- **Work instructions**
Could the entries below be reproduced exactly, with the images removed?

(Excerpts from an interface dataset)

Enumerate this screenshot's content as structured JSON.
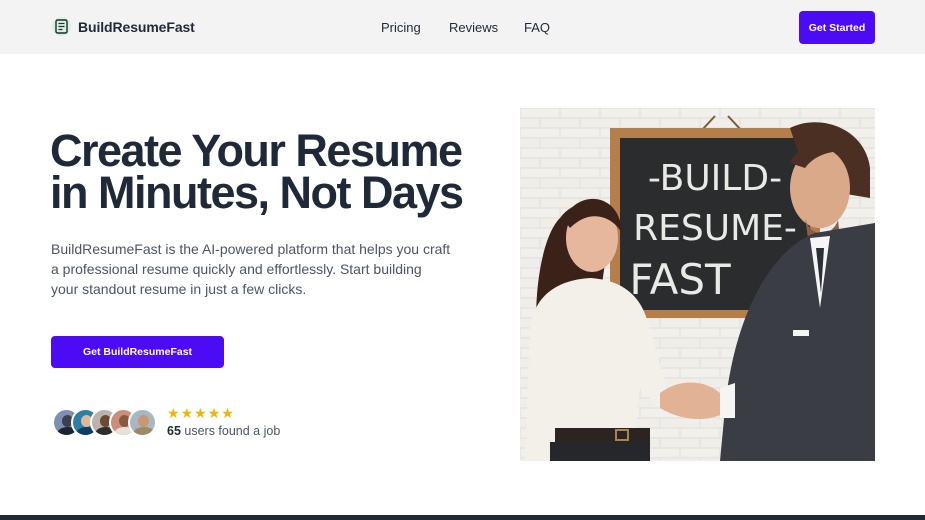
{
  "header": {
    "brand": "BuildResumeFast",
    "nav": [
      "Pricing",
      "Reviews",
      "FAQ"
    ],
    "cta": "Get Started"
  },
  "hero": {
    "headline_line1": "Create Your Resume",
    "headline_line2": "in Minutes, Not Days",
    "lead": "BuildResumeFast is the AI-powered platform that helps you craft a professional resume quickly and effortlessly. Start building your standout resume in just a few clicks.",
    "cta": "Get BuildResumeFast",
    "rating_stars": 5,
    "user_count": "65",
    "user_text": "users found a job"
  },
  "image": {
    "chalkboard_line1": "-BUILD-",
    "chalkboard_line2": "RESUME-",
    "chalkboard_line3": "FAST"
  },
  "colors": {
    "accent": "#4c0bf5",
    "star": "#f5b301",
    "header_bg": "#f3f3f3",
    "footer": "#1f2a33"
  }
}
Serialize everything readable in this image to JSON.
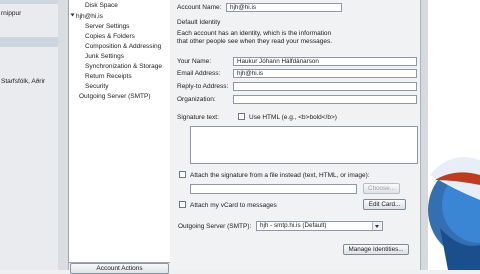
{
  "left_panel": {
    "items": [
      "rnippur",
      "Starfsfólk, Aðrir"
    ]
  },
  "tree": {
    "items": [
      {
        "label": "Disk Space"
      },
      {
        "label": "hjh@hi.is"
      },
      {
        "label": "Server Settings"
      },
      {
        "label": "Copies & Folders"
      },
      {
        "label": "Composition & Addressing"
      },
      {
        "label": "Junk Settings"
      },
      {
        "label": "Synchronization & Storage"
      },
      {
        "label": "Return Receipts"
      },
      {
        "label": "Security"
      },
      {
        "label": "Outgoing Server (SMTP)"
      }
    ],
    "account_actions_label": "Account Actions"
  },
  "form": {
    "account_name_label": "Account Name:",
    "account_name_value": "hjh@hi.is",
    "default_identity_heading": "Default Identity",
    "identity_description": "Each account has an identity, which is the information that other people see when they read your messages.",
    "your_name_label": "Your Name:",
    "your_name_value": "Haukur Jóhann Hálfdánarson",
    "email_label": "Email Address:",
    "email_value": "hjh@hi.is",
    "reply_to_label": "Reply-to Address:",
    "organization_label": "Organization:",
    "signature_label": "Signature text:",
    "use_html_label": "Use HTML (e.g., <b>bold</b>)",
    "attach_sig_label": "Attach the signature from a file instead (text, HTML, or image):",
    "choose_button": "Choose...",
    "attach_vcard_label": "Attach my vCard to messages",
    "edit_card_button": "Edit Card...",
    "outgoing_server_label": "Outgoing Server (SMTP):",
    "outgoing_server_value": "hjh - smtp.hi.is (Default)",
    "manage_identities_button": "Manage Identities..."
  }
}
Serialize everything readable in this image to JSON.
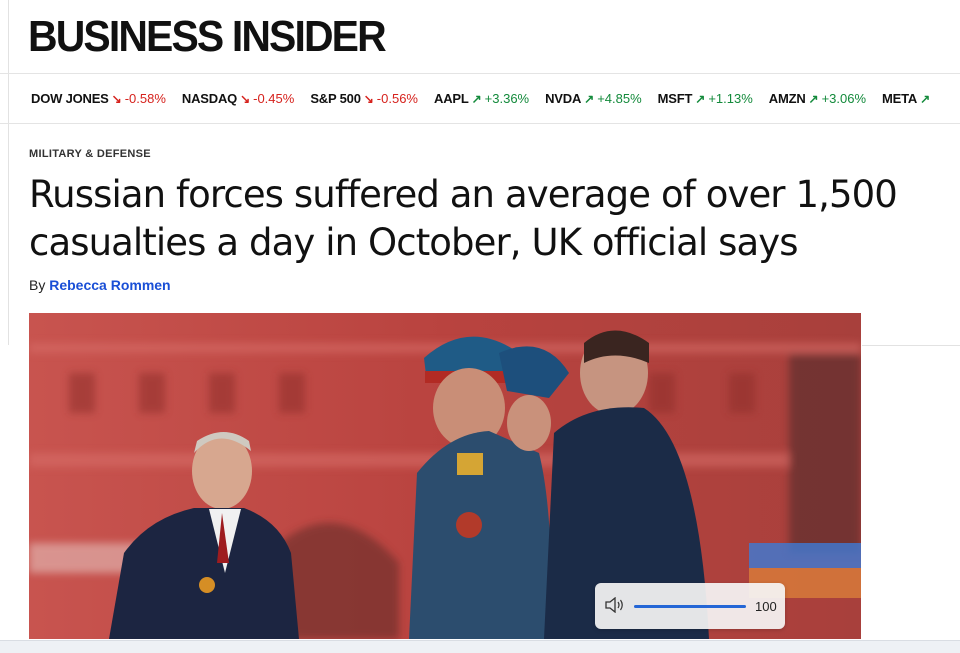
{
  "header": {
    "logo": "BUSINESS INSIDER"
  },
  "ticker": [
    {
      "symbol": "DOW JONES",
      "direction": "down",
      "change": "-0.58%"
    },
    {
      "symbol": "NASDAQ",
      "direction": "down",
      "change": "-0.45%"
    },
    {
      "symbol": "S&P 500",
      "direction": "down",
      "change": "-0.56%"
    },
    {
      "symbol": "AAPL",
      "direction": "up",
      "change": "+3.36%"
    },
    {
      "symbol": "NVDA",
      "direction": "up",
      "change": "+4.85%"
    },
    {
      "symbol": "MSFT",
      "direction": "up",
      "change": "+1.13%"
    },
    {
      "symbol": "AMZN",
      "direction": "up",
      "change": "+3.06%"
    },
    {
      "symbol": "META",
      "direction": "up",
      "change": ""
    }
  ],
  "article": {
    "category": "MILITARY & DEFENSE",
    "headline": "Russian forces suffered an average of over 1,500 casualties a day in October, UK official says",
    "by": "By",
    "author": "Rebecca Rommen"
  },
  "media_control": {
    "volume_label": "100",
    "volume": 100
  },
  "colors": {
    "down": "#d6221d",
    "up": "#138a3b",
    "author_link": "#1a4fd6",
    "slider": "#2466d6"
  },
  "icons": {
    "down_arrow": "arrow-down-right-icon",
    "up_arrow": "arrow-up-right-icon",
    "volume": "speaker-icon"
  }
}
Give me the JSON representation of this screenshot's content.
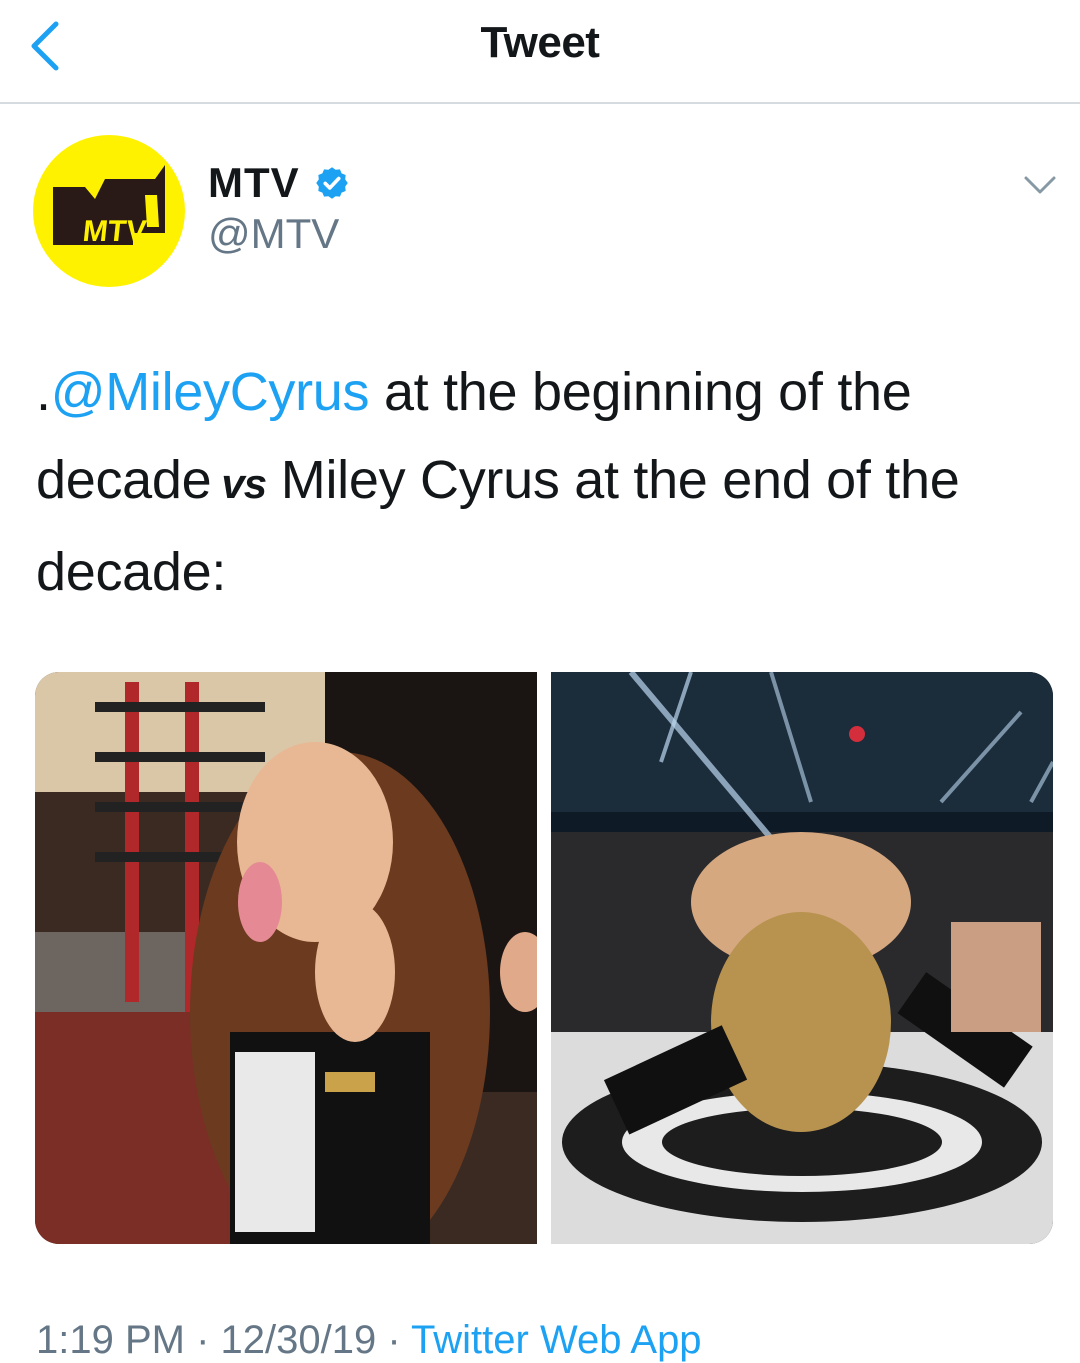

- **Written solution**
Enumerate this screenshot's content as structured JSON.
{
  "header": {
    "brand": "BuildResumeFast",
    "nav": [
      "Pricing",
      "Reviews",
      "FAQ"
    ],
    "cta": "Get Started"
  },
  "hero": {
    "headline_line1": "Create Your Resume",
    "headline_line2": "in Minutes, Not Days",
    "lead": "BuildResumeFast is the AI-powered platform that helps you craft a professional resume quickly and effortlessly. Start building your standout resume in just a few clicks.",
    "cta": "Get BuildResumeFast",
    "rating_stars": 5,
    "user_count": "65",
    "user_text": "users found a job"
  },
  "image": {
    "chalkboard_line1": "-BUILD-",
    "chalkboard_line2": "RESUME-",
    "chalkboard_line3": "FAST"
  },
  "colors": {
    "accent": "#4c0bf5",
    "star": "#f5b301",
    "header_bg": "#f3f3f3",
    "footer": "#1f2a33"
  }
}
Serialize everything readable in this image to JSON.
{
  "left_panel": {
    "items": [
      "rnippur",
      "Starfsfólk, Aðrir"
    ]
  },
  "tree": {
    "items": [
      {
        "label": "Disk Space"
      },
      {
        "label": "hjh@hi.is"
      },
      {
        "label": "Server Settings"
      },
      {
        "label": "Copies & Folders"
      },
      {
        "label": "Composition & Addressing"
      },
      {
        "label": "Junk Settings"
      },
      {
        "label": "Synchronization & Storage"
      },
      {
        "label": "Return Receipts"
      },
      {
        "label": "Security"
      },
      {
        "label": "Outgoing Server (SMTP)"
      }
    ],
    "account_actions_label": "Account Actions"
  },
  "form": {
    "account_name_label": "Account Name:",
    "account_name_value": "hjh@hi.is",
    "default_identity_heading": "Default Identity",
    "identity_description": "Each account has an identity, which is the information that other people see when they read your messages.",
    "your_name_label": "Your Name:",
    "your_name_value": "Haukur Jóhann Hálfdánarson",
    "email_label": "Email Address:",
    "email_value": "hjh@hi.is",
    "reply_to_label": "Reply-to Address:",
    "organization_label": "Organization:",
    "signature_label": "Signature text:",
    "use_html_label": "Use HTML (e.g., <b>bold</b>)",
    "attach_sig_label": "Attach the signature from a file instead (text, HTML, or image):",
    "choose_button": "Choose...",
    "attach_vcard_label": "Attach my vCard to messages",
    "edit_card_button": "Edit Card...",
    "outgoing_server_label": "Outgoing Server (SMTP):",
    "outgoing_server_value": "hjh - smtp.hi.is (Default)",
    "manage_identities_button": "Manage Identities..."
  }
}
Serialize everything readable in this image to JSON.
{
  "header": {
    "logo": "BUSINESS INSIDER"
  },
  "ticker": [
    {
      "symbol": "DOW JONES",
      "direction": "down",
      "change": "-0.58%"
    },
    {
      "symbol": "NASDAQ",
      "direction": "down",
      "change": "-0.45%"
    },
    {
      "symbol": "S&P 500",
      "direction": "down",
      "change": "-0.56%"
    },
    {
      "symbol": "AAPL",
      "direction": "up",
      "change": "+3.36%"
    },
    {
      "symbol": "NVDA",
      "direction": "up",
      "change": "+4.85%"
    },
    {
      "symbol": "MSFT",
      "direction": "up",
      "change": "+1.13%"
    },
    {
      "symbol": "AMZN",
      "direction": "up",
      "change": "+3.06%"
    },
    {
      "symbol": "META",
      "direction": "up",
      "change": ""
    }
  ],
  "article": {
    "category": "MILITARY & DEFENSE",
    "headline": "Russian forces suffered an average of over 1,500 casualties a day in October, UK official says",
    "by": "By",
    "author": "Rebecca Rommen"
  },
  "media_control": {
    "volume_label": "100",
    "volume": 100
  },
  "colors": {
    "down": "#d6221d",
    "up": "#138a3b",
    "author_link": "#1a4fd6",
    "slider": "#2466d6"
  },
  "icons": {
    "down_arrow": "arrow-down-right-icon",
    "up_arrow": "arrow-up-right-icon",
    "volume": "speaker-icon"
  }
}
Give me the JSON representation of this screenshot's content.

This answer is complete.